Players signed indicated in Bold
|In high school and during his first two years at UCLA, Murphy was a two-way prospect who showed promise as a hard-hitting outfielder. He since has established himself as one of the premier college leftys in the nation. Murphy's build is strong and mature, and while not the lanky and projectable type, he is nonetheless a fine athlete--one who played quarterback and safety in high school and was an 11th-round pick in 2005. Scouts also appreciate Murphy's competitive attitude. He displays the ability to wiggle out of tough jams and survives outings in which his stuff is less than optimal. Since starting the season strongly, Murphy has struggled. When sharp, his fastball ranges from 89-92 mph, but dipped to 87 as the season wore on. He does a decent job of moving that pitch around, and has no reservations about challenging hitters with the four-seamer. Murphy's best offering is his mid-to-high 70s curve, an old-fashioned, over-the-top two-plane drop with 11-to-5 break. Murphy is sound mechanically, though a long back stroke in his arm action makes it difficult for him to maintain a consistent release point. His command suffers as a result. Murphy projects comfortably as either a back-of-the-rotation starter or, thanks to his curveball, as a lefthanded set-up man.

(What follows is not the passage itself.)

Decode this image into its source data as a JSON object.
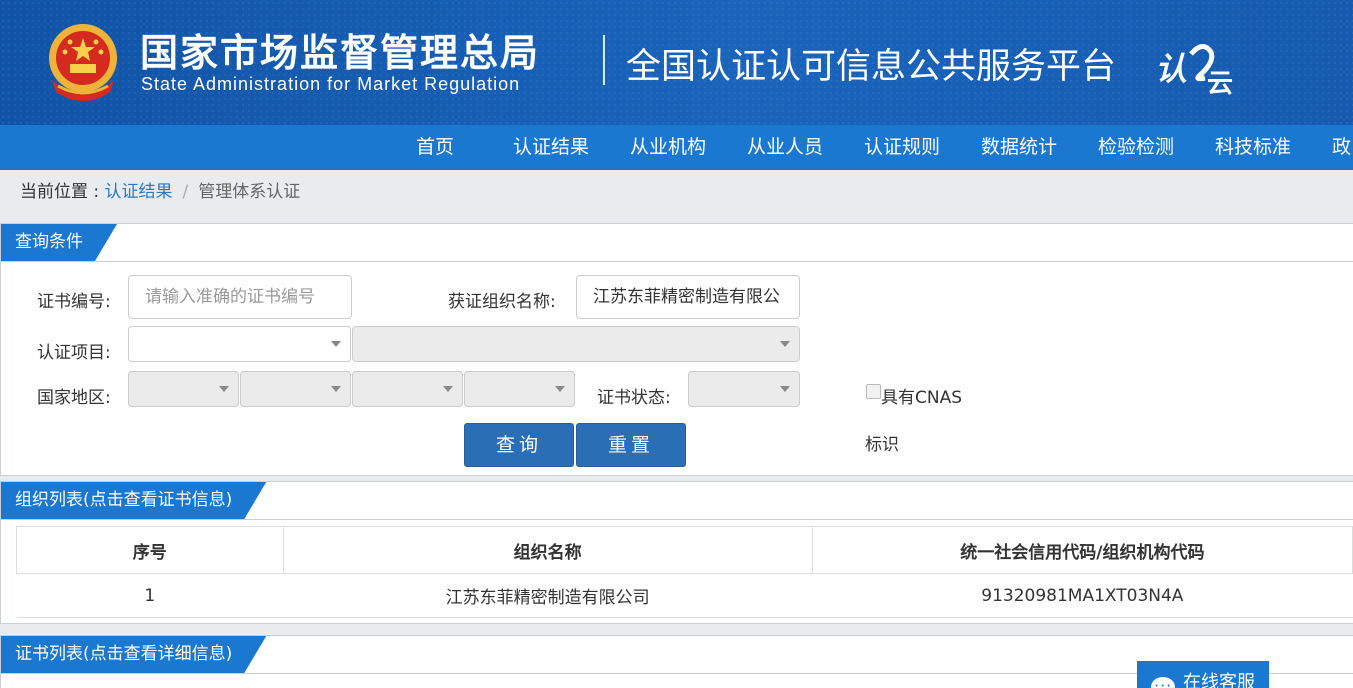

||San Francisco Giants
|Crawford sparkled as one of the best players in the nation during his freshman and sophomore seasons. His march toward the top half of the draft has not gone well, however, starting last summer, when he hit just .189 in the Cape Cod League. His junior year has been disappointing, as has that of preseason No. 1 UCLA, which was flirting with .500. Crawford has used several different stances at bat, searching for a solution. While he has average raw power, Crawford doesn't make enough contact to get to it and had struck out in 27 percent of his at-bats. His problems at the plate have him profiling as a utility player, and some scouts have criticized his energy level. His best tools are his speed, defense and plus arm. He shows advanced playmaking ability at short and is particularly adept at charging slow hoppers and making the throw on the run.
||St. Louis Cardinals
|Curtis had academic issues as a sophomore and got off to a difficult start as a junior before rallying. He's lauded by opponents and scouts for his leadership skills and gritty play. He'll have to learn a new position as a pro, moving to second base, because he lacks the arm strength and power for third. His other tools grade out as average at best but play up because of his effort and hustle.